## Problem details:
Gather all lines with "description" from the records.

## Extracted data:
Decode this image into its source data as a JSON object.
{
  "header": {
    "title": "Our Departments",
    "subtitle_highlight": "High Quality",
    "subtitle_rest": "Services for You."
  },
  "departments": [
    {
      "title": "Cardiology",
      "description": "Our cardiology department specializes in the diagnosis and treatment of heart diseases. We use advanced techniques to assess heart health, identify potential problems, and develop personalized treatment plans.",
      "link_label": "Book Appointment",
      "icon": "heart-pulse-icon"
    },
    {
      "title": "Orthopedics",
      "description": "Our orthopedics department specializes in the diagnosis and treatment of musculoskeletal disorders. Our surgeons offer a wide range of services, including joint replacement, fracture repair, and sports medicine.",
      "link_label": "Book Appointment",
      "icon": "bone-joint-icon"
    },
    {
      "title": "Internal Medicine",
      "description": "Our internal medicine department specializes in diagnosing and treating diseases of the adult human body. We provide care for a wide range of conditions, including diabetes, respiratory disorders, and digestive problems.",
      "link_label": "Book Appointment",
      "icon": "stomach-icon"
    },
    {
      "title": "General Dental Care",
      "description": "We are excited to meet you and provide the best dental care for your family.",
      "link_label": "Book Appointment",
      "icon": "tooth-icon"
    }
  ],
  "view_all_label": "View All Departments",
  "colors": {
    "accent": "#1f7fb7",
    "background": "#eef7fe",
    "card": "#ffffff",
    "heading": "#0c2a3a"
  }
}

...

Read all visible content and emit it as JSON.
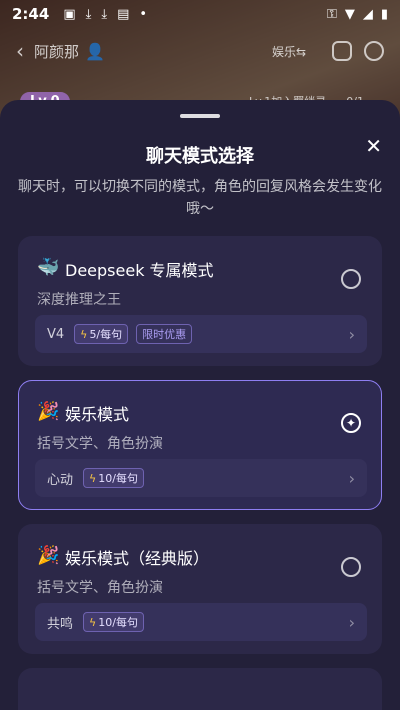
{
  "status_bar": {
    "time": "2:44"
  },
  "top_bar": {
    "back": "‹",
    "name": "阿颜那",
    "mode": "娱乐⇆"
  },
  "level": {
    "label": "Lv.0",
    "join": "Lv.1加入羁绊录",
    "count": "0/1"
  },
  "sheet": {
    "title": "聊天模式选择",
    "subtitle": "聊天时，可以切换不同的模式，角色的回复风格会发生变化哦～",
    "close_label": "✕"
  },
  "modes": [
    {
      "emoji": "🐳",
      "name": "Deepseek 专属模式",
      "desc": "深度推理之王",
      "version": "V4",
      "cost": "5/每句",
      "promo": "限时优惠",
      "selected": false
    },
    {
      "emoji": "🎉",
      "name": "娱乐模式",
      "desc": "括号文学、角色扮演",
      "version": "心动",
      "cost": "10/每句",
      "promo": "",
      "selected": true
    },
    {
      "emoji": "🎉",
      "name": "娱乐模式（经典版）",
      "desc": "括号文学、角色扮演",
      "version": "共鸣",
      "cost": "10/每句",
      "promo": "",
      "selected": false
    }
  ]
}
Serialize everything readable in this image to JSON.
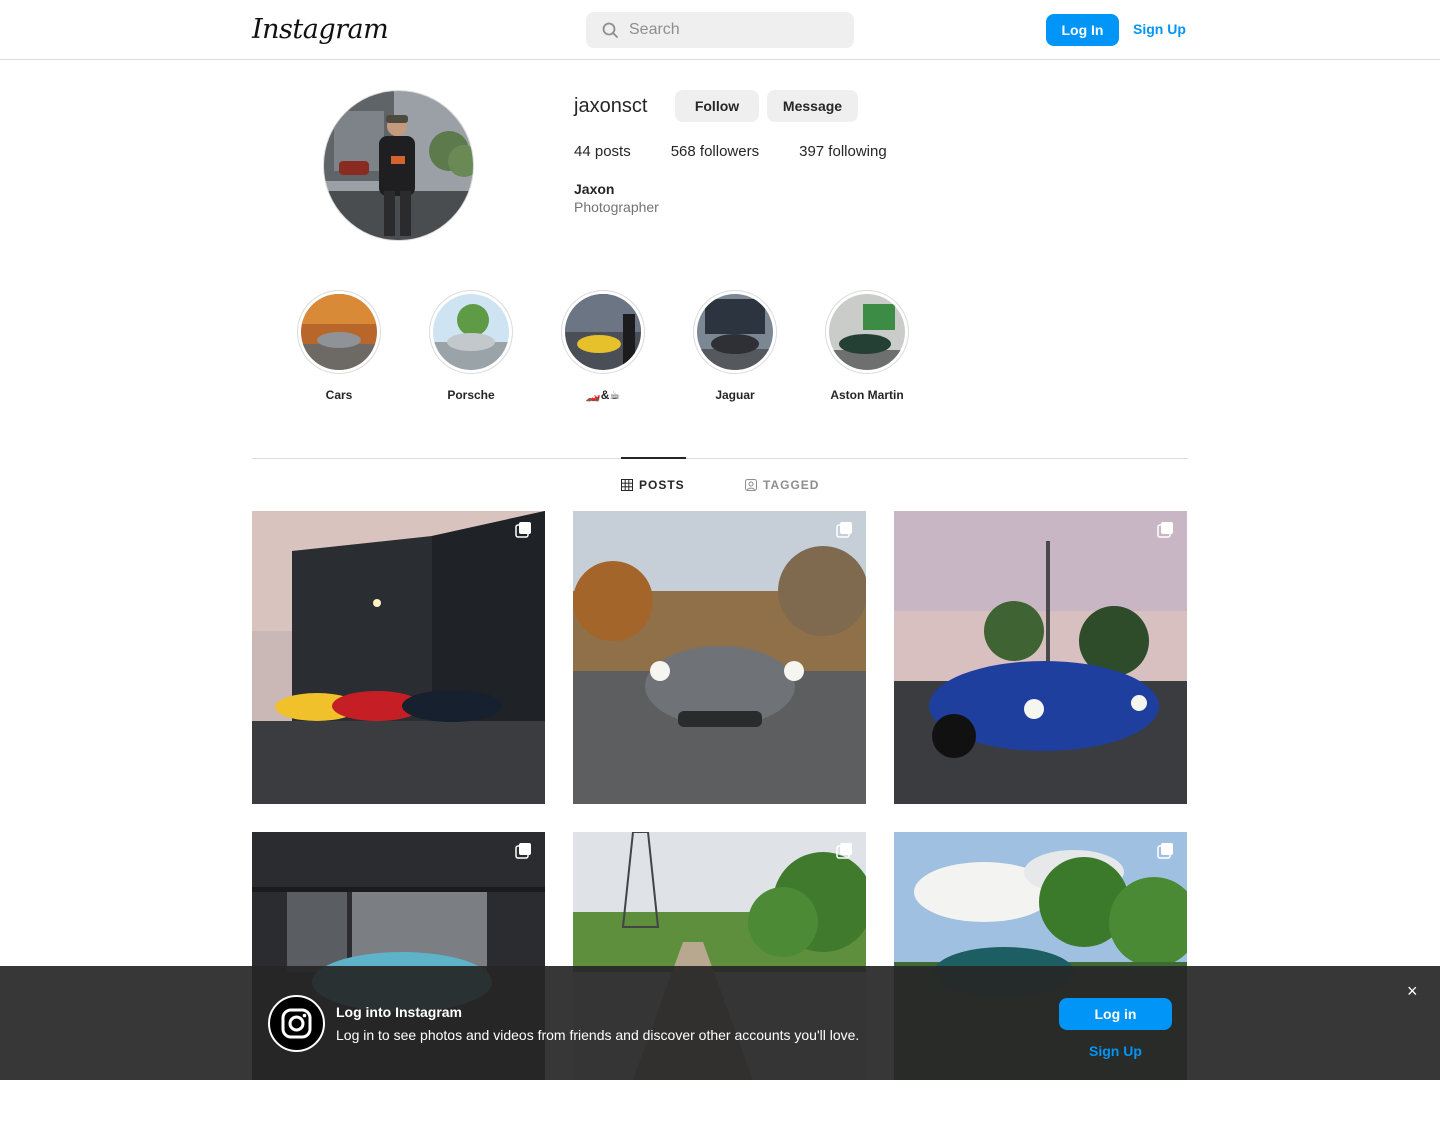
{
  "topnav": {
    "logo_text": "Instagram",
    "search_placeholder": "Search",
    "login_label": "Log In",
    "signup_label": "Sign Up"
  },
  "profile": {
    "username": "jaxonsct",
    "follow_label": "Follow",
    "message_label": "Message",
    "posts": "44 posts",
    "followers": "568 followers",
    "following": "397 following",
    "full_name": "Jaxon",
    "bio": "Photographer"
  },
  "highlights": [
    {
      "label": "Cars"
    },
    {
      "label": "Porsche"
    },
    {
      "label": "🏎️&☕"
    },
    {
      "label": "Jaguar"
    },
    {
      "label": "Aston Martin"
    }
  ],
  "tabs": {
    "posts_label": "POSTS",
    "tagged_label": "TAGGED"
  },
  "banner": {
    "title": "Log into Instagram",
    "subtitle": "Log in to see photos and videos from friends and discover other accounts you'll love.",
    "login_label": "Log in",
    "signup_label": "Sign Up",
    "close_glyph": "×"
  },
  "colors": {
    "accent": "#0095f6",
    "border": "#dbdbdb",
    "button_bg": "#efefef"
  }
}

## Exercise result:
      "description": "Our cardiology department specializes in the diagnosis and treatment of heart diseases. We use advanced techniques to assess heart health, identify potential problems, and develop personalized treatment plans.",
      "description": "Our orthopedics department specializes in the diagnosis and treatment of musculoskeletal disorders. Our surgeons offer a wide range of services, including joint replacement, fracture repair, and sports medicine.",
      "description": "Our internal medicine department specializes in diagnosing and treating diseases of the adult human body. We provide care for a wide range of conditions, including diabetes, respiratory disorders, and digestive problems.",
      "description": "We are excited to meet you and provide the best dental care for your family.",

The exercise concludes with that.